> **WHAT IS EXPECTED**
Please write out the listing again, keeping every character the same.

*** Begin section ***

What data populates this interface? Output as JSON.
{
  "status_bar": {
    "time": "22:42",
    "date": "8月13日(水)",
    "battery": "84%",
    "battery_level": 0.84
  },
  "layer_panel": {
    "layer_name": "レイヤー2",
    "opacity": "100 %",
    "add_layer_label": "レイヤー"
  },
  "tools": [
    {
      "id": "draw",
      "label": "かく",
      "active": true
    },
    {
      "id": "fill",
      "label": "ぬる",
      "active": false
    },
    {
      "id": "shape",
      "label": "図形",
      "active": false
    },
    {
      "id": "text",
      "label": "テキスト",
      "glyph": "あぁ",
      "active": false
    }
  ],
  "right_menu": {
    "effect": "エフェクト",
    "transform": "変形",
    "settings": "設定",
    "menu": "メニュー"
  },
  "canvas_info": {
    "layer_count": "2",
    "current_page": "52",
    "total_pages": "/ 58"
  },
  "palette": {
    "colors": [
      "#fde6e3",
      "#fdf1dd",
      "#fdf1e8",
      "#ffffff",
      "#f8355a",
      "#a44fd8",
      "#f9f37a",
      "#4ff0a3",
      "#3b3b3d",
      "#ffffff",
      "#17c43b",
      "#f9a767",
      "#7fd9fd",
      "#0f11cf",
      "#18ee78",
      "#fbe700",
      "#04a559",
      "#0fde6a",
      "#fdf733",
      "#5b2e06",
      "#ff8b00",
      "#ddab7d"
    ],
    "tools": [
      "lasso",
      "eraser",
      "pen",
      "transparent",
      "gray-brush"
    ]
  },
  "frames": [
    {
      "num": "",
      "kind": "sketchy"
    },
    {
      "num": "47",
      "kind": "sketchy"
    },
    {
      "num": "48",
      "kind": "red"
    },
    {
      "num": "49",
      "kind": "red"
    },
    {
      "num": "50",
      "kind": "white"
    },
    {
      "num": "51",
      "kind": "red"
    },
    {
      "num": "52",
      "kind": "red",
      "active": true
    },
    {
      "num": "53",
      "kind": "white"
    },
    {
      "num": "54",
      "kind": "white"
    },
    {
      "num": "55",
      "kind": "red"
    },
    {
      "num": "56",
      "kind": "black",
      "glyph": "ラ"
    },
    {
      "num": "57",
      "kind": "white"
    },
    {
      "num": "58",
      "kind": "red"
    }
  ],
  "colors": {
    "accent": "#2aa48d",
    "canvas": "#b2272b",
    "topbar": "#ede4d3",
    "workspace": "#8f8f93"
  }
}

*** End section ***

> **REPLY**
What data populates this interface? Output as JSON.
{
  "status_bar": {
    "time": "22:42",
    "date": "8月13日(水)",
    "battery": "84%",
    "battery_level": 0.84
  },
  "layer_panel": {
    "layer_name": "レイヤー2",
    "opacity": "100 %",
    "add_layer_label": "レイヤー"
  },
  "tools": [
    {
      "id": "draw",
      "label": "かく",
      "active": true
    },
    {
      "id": "fill",
      "label": "ぬる",
      "active": false
    },
    {
      "id": "shape",
      "label": "図形",
      "active": false
    },
    {
      "id": "text",
      "label": "テキスト",
      "glyph": "あぁ",
      "active": false
    }
  ],
  "right_menu": {
    "effect": "エフェクト",
    "transform": "変形",
    "settings": "設定",
    "menu": "メニュー"
  },
  "canvas_info": {
    "layer_count": "2",
    "current_page": "52",
    "total_pages": "/ 58"
  },
  "palette": {
    "colors": [
      "#fde6e3",
      "#fdf1dd",
      "#fdf1e8",
      "#ffffff",
      "#f8355a",
      "#a44fd8",
      "#f9f37a",
      "#4ff0a3",
      "#3b3b3d",
      "#ffffff",
      "#17c43b",
      "#f9a767",
      "#7fd9fd",
      "#0f11cf",
      "#18ee78",
      "#fbe700",
      "#04a559",
      "#0fde6a",
      "#fdf733",
      "#5b2e06",
      "#ff8b00",
      "#ddab7d"
    ],
    "tools": [
      "lasso",
      "eraser",
      "pen",
      "transparent",
      "gray-brush"
    ]
  },
  "frames": [
    {
      "num": "",
      "kind": "sketchy"
    },
    {
      "num": "47",
      "kind": "sketchy"
    },
    {
      "num": "48",
      "kind": "red"
    },
    {
      "num": "49",
      "kind": "red"
    },
    {
      "num": "50",
      "kind": "white"
    },
    {
      "num": "51",
      "kind": "red"
    },
    {
      "num": "52",
      "kind": "red",
      "active": true
    },
    {
      "num": "53",
      "kind": "white"
    },
    {
      "num": "54",
      "kind": "white"
    },
    {
      "num": "55",
      "kind": "red"
    },
    {
      "num": "56",
      "kind": "black",
      "glyph": "ラ"
    },
    {
      "num": "57",
      "kind": "white"
    },
    {
      "num": "58",
      "kind": "red"
    }
  ],
  "colors": {
    "accent": "#2aa48d",
    "canvas": "#b2272b",
    "topbar": "#ede4d3",
    "workspace": "#8f8f93"
  }
}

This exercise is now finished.